Data about app and page elements -
· · · ·
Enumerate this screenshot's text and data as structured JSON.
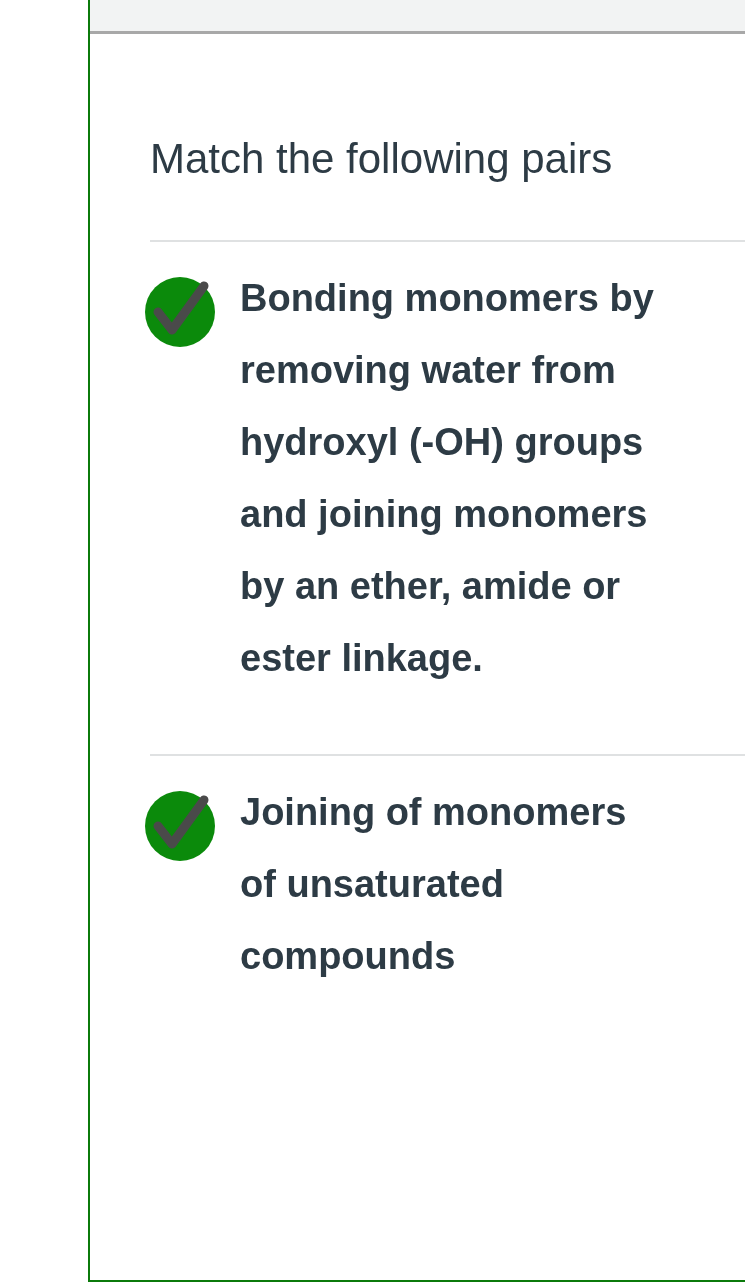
{
  "question": {
    "prompt": "Match the following pairs",
    "items": [
      {
        "text": "Bonding monomers by removing water from hydroxyl (-OH) groups and joining monomers by an ether, amide or ester linkage.",
        "correct": true
      },
      {
        "text": "Joining of monomers of unsaturated compounds",
        "correct": true
      }
    ]
  }
}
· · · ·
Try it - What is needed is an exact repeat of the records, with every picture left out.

Written reply -
Enumerate this screenshot's text and data as structured JSON.
{
  "question": {
    "prompt": "Match the following pairs",
    "items": [
      {
        "text": "Bonding monomers by removing water from hydroxyl (-OH) groups and joining monomers by an ether, amide or ester linkage.",
        "correct": true
      },
      {
        "text": "Joining of monomers of unsaturated compounds",
        "correct": true
      }
    ]
  }
}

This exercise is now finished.